Role of the Examiner
The subject of the PTS also offers the CFI an opportunity to discuss the role of the examiner who plays an important role in the FAA’s mission of promoting aviation safety by administering FAA practical tests for pilot and flight instructor certificates and associated ratings. To satisfy the need for pilot testing and certification services, the FAA delegates certain of these responsibilities to private individuals who are not FAA employees.
Appointed in accordance with 14 CFR section 183.23, a designated pilot examiner (DPE) is an individual who meets the qualification requirements of the Pilot Examiner’s Handbook, Order 8710.3, and who:
- Is technically qualified.
- Holds all pertinent category, class, and type ratings for each aircraft related to their designation.
- Meets requirements of 14 CFR part 61, sections 61.56, 61.57, and 61.58, as appropriate.
- Is current and qualified to act as pilot in command (PIC) of each aircraft for which they are authorized.
- Maintains at least a third-class medical certificate if required.
- Maintains a current flight instructor certificate, if required.
Designated to perform specific pilot certification tasks on behalf of the FAA, a DPE may charge a reasonable fee. Generally, a DPE’s authority is limited to accepting applications and conducting practical tests leading to the issuance of specific pilot certificates and/or ratings. The majority of FAA practical tests at the private and commercial pilot level are administered by DPEs, following FAA provided test standards.
DPE candidates must have good industry reputations for professionalism, integrity, a demonstrated willingness to serve the public, and adhere to FAA policies and procedures in certification matters. The FAA expects the DPE to administer practical tests with the same degree of professionalism, using the same methods, procedures, and standards as an FAA aviation safety inspector (ASI).
Role of the Certificated Flight Instructor (CFI)
The FAA places full responsibility for student flight training on the shoulders of the CFI, who is the cornerstone of aviation safety. It is the job of the flight instructor to train the student in all the knowledge areas and teach the skills necessary for the student to operate safely and competently as a certificated pilot in the NAS. The training is not limited to airmanship skills, but includes pilot judgment and decision-making and good operating practices.
A pilot training program depends on the quality of the ground and flight instruction the student receives.
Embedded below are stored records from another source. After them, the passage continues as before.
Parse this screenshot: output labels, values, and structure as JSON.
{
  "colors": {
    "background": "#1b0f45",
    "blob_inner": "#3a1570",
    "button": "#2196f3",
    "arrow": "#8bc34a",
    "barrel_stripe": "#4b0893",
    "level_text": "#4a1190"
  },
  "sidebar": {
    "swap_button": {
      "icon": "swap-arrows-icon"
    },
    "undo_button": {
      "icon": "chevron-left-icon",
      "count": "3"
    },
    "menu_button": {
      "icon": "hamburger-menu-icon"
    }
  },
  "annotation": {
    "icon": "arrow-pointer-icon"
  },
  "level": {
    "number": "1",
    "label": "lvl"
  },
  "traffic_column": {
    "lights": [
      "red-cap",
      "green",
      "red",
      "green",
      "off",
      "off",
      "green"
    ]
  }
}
A competent instructor must possess a thorough understanding of the learning process, knowledge of the fundamentals of teaching, and the ability to communicate effectively with the student. He or she uses a syllabus and teaching style that embodies the “building block” method of instruction. In this method, the student progresses from the unknown to the known via a course of instruction laid out in such a way that each new maneuver embodies the principles involved in the performance of maneuvers previously learned. Thus, with the introduction of each new subject, the student not only learns a new principle or technique, but also broadens his or her application of those principles or techniques previously learned.
Insistence on correct techniques and procedures from the beginning of training by the CFI ensures the student develops proper habit patterns. Any deficiencies in maneuvers or techniques must immediately be emphasized and corrected. A CFI serves as a role model for the student who observes the flying habits of his or her flight instructor during flight instruction, as well as when the instructor conducts other pilot operations. Thus, the CFI becomes a model of flying proficiency for the student who, consciously or unconsciously, attempts to imitate the instructor. The CFI’s advocacy and description of safety practices mean little to a student if the instructor does not demonstrate them consistently. For this reason, CFIs must observe recognized safety practices, as well as regulations during all flight operations.
An appropriately rated CFI is responsible for training the pilot applicant to acceptable standards in all subject matter areas, procedures, and maneuvers included in the tasks within the appropriate PTS. Because of the impact of their teaching activities in developing safe, proficient pilots, flight instructors should exhibit a high level of knowledge, skill, and the ability to impart that knowledge and skill to students.
Additionally, the flight instructor must certify that the applicant is able to perform safely as a pilot and is competent to pass the required practical test. Throughout the applicant’s training, the CFI is responsible for emphasizing the performance of effective visual scanning, collision avoidance, and runway incursion avoidance procedures.
Anyone who enrolls in a pilot training program commits considerable time, effort, and expense to earn a pilot certificate. Many times an individual judges the effectiveness of the flight instructor and the success of the pilot training program based on his or her ability to pass the requisite FAA practical test. A truly professional flight instructor stresses to the student that practical tests are a sampling of pilot ability compressed into a short period of time. The goal of a CFI is to train the “total” pilot.